§ **Exercise brief**
This task requires every entry to be set down again exactly.

§ **Data provided**

---

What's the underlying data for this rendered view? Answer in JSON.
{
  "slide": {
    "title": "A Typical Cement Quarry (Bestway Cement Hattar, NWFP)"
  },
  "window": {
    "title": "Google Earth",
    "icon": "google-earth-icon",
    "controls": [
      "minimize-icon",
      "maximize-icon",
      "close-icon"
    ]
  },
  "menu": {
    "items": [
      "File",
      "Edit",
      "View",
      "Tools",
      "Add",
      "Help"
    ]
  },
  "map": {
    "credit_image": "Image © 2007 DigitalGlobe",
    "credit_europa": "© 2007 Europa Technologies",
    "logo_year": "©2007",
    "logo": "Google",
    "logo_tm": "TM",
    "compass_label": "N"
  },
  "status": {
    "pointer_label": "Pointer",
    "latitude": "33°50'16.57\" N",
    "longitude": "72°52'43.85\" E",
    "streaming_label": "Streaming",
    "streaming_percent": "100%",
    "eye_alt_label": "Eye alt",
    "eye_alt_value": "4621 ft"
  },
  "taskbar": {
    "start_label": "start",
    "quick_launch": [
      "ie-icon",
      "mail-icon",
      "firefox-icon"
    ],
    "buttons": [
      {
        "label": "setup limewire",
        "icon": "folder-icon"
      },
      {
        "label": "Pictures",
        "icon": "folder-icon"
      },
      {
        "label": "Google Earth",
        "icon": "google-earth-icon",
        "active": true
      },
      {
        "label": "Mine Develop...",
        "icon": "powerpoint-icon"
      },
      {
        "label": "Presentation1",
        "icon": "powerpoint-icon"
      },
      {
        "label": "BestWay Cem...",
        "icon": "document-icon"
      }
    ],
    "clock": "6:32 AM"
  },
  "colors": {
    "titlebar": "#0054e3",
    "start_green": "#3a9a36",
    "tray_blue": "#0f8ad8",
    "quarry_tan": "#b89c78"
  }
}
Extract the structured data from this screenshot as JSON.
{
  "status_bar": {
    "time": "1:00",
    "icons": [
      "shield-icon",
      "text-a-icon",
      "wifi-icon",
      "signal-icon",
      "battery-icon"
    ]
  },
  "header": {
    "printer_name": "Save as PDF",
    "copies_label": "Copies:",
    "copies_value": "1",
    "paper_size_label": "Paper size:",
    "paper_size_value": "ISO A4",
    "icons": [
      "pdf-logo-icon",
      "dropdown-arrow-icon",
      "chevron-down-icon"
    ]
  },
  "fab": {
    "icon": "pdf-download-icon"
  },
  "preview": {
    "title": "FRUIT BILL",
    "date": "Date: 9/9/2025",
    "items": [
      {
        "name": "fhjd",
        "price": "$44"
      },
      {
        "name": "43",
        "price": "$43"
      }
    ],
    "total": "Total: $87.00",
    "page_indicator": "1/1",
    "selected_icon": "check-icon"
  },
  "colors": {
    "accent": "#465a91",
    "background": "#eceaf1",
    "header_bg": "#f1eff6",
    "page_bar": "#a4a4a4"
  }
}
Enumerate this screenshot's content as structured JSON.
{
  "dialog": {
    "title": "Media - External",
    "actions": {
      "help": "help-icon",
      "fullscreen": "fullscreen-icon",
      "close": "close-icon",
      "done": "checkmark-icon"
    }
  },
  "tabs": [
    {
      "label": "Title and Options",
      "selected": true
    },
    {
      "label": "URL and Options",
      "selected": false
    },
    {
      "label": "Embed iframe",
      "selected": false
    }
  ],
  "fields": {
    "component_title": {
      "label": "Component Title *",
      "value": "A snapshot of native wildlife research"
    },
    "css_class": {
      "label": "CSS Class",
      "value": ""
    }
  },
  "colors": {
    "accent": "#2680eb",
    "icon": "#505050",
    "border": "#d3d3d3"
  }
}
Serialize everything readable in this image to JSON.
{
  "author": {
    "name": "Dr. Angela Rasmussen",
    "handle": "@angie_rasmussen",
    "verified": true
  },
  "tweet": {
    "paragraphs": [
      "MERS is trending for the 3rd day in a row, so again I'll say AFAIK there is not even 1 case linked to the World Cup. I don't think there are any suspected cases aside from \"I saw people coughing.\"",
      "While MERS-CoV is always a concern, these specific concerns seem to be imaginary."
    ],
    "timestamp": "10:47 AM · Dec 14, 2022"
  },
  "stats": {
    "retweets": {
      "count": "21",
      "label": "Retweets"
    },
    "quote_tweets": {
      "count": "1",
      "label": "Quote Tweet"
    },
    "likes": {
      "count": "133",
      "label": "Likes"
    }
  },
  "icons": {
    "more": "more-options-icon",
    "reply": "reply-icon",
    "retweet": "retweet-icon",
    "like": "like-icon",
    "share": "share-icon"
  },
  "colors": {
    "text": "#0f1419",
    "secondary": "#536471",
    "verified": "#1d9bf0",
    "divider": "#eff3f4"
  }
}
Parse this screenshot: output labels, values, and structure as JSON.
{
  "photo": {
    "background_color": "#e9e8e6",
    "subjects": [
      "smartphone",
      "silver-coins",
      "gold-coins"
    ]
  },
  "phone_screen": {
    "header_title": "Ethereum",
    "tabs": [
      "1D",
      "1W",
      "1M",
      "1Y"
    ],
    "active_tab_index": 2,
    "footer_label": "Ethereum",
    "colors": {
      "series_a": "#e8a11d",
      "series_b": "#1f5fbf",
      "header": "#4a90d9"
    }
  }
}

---

§ **Output**
What's the underlying data for this rendered view? Answer in JSON.
{
  "slide": {
    "title": "A Typical Cement Quarry (Bestway Cement Hattar, NWFP)"
  },
  "window": {
    "title": "Google Earth",
    "icon": "google-earth-icon",
    "controls": [
      "minimize-icon",
      "maximize-icon",
      "close-icon"
    ]
  },
  "menu": {
    "items": [
      "File",
      "Edit",
      "View",
      "Tools",
      "Add",
      "Help"
    ]
  },
  "map": {
    "credit_image": "Image © 2007 DigitalGlobe",
    "credit_europa": "© 2007 Europa Technologies",
    "logo_year": "©2007",
    "logo": "Google",
    "logo_tm": "TM",
    "compass_label": "N"
  },
  "status": {
    "pointer_label": "Pointer",
    "latitude": "33°50'16.57\" N",
    "longitude": "72°52'43.85\" E",
    "streaming_label": "Streaming",
    "streaming_percent": "100%",
    "eye_alt_label": "Eye alt",
    "eye_alt_value": "4621 ft"
  },
  "taskbar": {
    "start_label": "start",
    "quick_launch": [
      "ie-icon",
      "mail-icon",
      "firefox-icon"
    ],
    "buttons": [
      {
        "label": "setup limewire",
        "icon": "folder-icon"
      },
      {
        "label": "Pictures",
        "icon": "folder-icon"
      },
      {
        "label": "Google Earth",
        "icon": "google-earth-icon",
        "active": true
      },
      {
        "label": "Mine Develop...",
        "icon": "powerpoint-icon"
      },
      {
        "label": "Presentation1",
        "icon": "powerpoint-icon"
      },
      {
        "label": "BestWay Cem...",
        "icon": "document-icon"
      }
    ],
    "clock": "6:32 AM"
  },
  "colors": {
    "titlebar": "#0054e3",
    "start_green": "#3a9a36",
    "tray_blue": "#0f8ad8",
    "quarry_tan": "#b89c78"
  }
}
Extract the structured data from this screenshot as JSON.
{
  "status_bar": {
    "time": "1:00",
    "icons": [
      "shield-icon",
      "text-a-icon",
      "wifi-icon",
      "signal-icon",
      "battery-icon"
    ]
  },
  "header": {
    "printer_name": "Save as PDF",
    "copies_label": "Copies:",
    "copies_value": "1",
    "paper_size_label": "Paper size:",
    "paper_size_value": "ISO A4",
    "icons": [
      "pdf-logo-icon",
      "dropdown-arrow-icon",
      "chevron-down-icon"
    ]
  },
  "fab": {
    "icon": "pdf-download-icon"
  },
  "preview": {
    "title": "FRUIT BILL",
    "date": "Date: 9/9/2025",
    "items": [
      {
        "name": "fhjd",
        "price": "$44"
      },
      {
        "name": "43",
        "price": "$43"
      }
    ],
    "total": "Total: $87.00",
    "page_indicator": "1/1",
    "selected_icon": "check-icon"
  },
  "colors": {
    "accent": "#465a91",
    "background": "#eceaf1",
    "header_bg": "#f1eff6",
    "page_bar": "#a4a4a4"
  }
}
Enumerate this screenshot's content as structured JSON.
{
  "dialog": {
    "title": "Media - External",
    "actions": {
      "help": "help-icon",
      "fullscreen": "fullscreen-icon",
      "close": "close-icon",
      "done": "checkmark-icon"
    }
  },
  "tabs": [
    {
      "label": "Title and Options",
      "selected": true
    },
    {
      "label": "URL and Options",
      "selected": false
    },
    {
      "label": "Embed iframe",
      "selected": false
    }
  ],
  "fields": {
    "component_title": {
      "label": "Component Title *",
      "value": "A snapshot of native wildlife research"
    },
    "css_class": {
      "label": "CSS Class",
      "value": ""
    }
  },
  "colors": {
    "accent": "#2680eb",
    "icon": "#505050",
    "border": "#d3d3d3"
  }
}
Serialize everything readable in this image to JSON.
{
  "author": {
    "name": "Dr. Angela Rasmussen",
    "handle": "@angie_rasmussen",
    "verified": true
  },
  "tweet": {
    "paragraphs": [
      "MERS is trending for the 3rd day in a row, so again I'll say AFAIK there is not even 1 case linked to the World Cup. I don't think there are any suspected cases aside from \"I saw people coughing.\"",
      "While MERS-CoV is always a concern, these specific concerns seem to be imaginary."
    ],
    "timestamp": "10:47 AM · Dec 14, 2022"
  },
  "stats": {
    "retweets": {
      "count": "21",
      "label": "Retweets"
    },
    "quote_tweets": {
      "count": "1",
      "label": "Quote Tweet"
    },
    "likes": {
      "count": "133",
      "label": "Likes"
    }
  },
  "icons": {
    "more": "more-options-icon",
    "reply": "reply-icon",
    "retweet": "retweet-icon",
    "like": "like-icon",
    "share": "share-icon"
  },
  "colors": {
    "text": "#0f1419",
    "secondary": "#536471",
    "verified": "#1d9bf0",
    "divider": "#eff3f4"
  }
}
Parse this screenshot: output labels, values, and structure as JSON.
{
  "photo": {
    "background_color": "#e9e8e6",
    "subjects": [
      "smartphone",
      "silver-coins",
      "gold-coins"
    ]
  },
  "phone_screen": {
    "header_title": "Ethereum",
    "tabs": [
      "1D",
      "1W",
      "1M",
      "1Y"
    ],
    "active_tab_index": 2,
    "footer_label": "Ethereum",
    "colors": {
      "series_a": "#e8a11d",
      "series_b": "#1f5fbf",
      "header": "#4a90d9"
    }
  }
}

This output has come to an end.